Friday, September 26, 2014

Nicholas Blanford explains family ties to Western readers

"Mr. Hamiyah, a Lebanese Army soldier, was executed Saturday with a bullet to the head by Jabhat al-Nusra, Syria’s Al Qaeda affiliate, which along with the Sunni extremists of Islamic State is holding hostage at least 21 Lebanese soldiers and policemen along Lebanon’s northeast border with Syria.

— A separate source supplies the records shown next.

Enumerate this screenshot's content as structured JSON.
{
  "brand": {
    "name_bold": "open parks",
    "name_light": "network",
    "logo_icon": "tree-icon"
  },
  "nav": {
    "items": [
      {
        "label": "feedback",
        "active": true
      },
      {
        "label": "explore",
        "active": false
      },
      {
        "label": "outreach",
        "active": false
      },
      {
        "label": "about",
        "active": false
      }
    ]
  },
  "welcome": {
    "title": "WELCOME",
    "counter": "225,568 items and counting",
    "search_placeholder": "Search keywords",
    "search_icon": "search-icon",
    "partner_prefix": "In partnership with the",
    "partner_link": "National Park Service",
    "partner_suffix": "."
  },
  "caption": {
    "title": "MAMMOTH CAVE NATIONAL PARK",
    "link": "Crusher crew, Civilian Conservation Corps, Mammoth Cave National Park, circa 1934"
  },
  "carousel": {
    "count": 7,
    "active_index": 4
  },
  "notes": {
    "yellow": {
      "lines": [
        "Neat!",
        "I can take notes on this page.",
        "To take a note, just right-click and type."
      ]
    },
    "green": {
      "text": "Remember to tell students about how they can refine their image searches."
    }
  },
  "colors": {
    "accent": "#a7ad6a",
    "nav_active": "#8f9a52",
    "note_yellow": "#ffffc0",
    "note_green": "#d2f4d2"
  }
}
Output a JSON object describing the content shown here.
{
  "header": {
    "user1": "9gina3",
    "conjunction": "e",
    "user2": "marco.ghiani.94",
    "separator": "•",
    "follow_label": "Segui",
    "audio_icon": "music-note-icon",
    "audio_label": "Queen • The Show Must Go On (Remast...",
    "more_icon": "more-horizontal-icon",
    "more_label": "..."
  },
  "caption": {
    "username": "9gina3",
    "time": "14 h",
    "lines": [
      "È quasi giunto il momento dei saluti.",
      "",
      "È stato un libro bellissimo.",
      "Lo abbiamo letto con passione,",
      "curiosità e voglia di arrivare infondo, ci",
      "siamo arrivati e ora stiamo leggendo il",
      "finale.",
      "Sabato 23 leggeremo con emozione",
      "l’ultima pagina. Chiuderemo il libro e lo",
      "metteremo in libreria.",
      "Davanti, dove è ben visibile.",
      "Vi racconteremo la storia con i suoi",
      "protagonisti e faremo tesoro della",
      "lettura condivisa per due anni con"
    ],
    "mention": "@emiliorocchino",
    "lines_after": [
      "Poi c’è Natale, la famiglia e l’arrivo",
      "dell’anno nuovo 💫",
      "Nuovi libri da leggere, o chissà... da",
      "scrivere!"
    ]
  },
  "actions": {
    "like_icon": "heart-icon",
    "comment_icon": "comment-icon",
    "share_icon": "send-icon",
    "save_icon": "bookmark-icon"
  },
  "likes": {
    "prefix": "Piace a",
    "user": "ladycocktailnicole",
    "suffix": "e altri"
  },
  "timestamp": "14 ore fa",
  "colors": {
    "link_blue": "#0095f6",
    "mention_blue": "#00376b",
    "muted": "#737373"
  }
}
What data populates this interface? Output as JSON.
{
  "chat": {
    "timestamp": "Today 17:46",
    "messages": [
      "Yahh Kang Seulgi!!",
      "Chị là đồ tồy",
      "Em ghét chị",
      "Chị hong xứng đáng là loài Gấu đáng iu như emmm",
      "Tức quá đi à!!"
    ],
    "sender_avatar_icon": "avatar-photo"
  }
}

The Hamiyah clan is from Taraya, a straggly village wedged between a towering escarpment of barren limestone to the west and flat fertile fields to the east. Farmers grow wheat, potatoes, tobacco, and lentils; they also provide some of the Bekaa Valley’s finest hashish. The US Treasury Department listed a Hamiyah on its drug trafficking blacklist in the 1980s, although the individual says he has long since retired. Other members of the family are represented in the Iran-backed militant Shiite Hezbollah organization, among them the elusive Talal Hamiyah, a top security official."  Of course, if Blanford is a knowledgeable correspondent--which he woefully is not--he would have known that Hamiyyah is one of the largest family in the Biqa` and numbers in the thousands or tens of thousands. (thanks Basim)  This business of "represented" in Hizbullah can apply to any Shi`ite family in Lebanon, including the AbuKhalil, who are also "represented"--I don't know what that means--in the Lebanese Communist Party and in Amal Movement. I know Hamiyyah who are SSNP and who are far left activists.  Ridiculous.  After the fiasco of reporting on Hariri assassination and his "interview" (although he later admitted he was not present) with Hariri murder suspects, I don't know how the hell he was able to retain his job.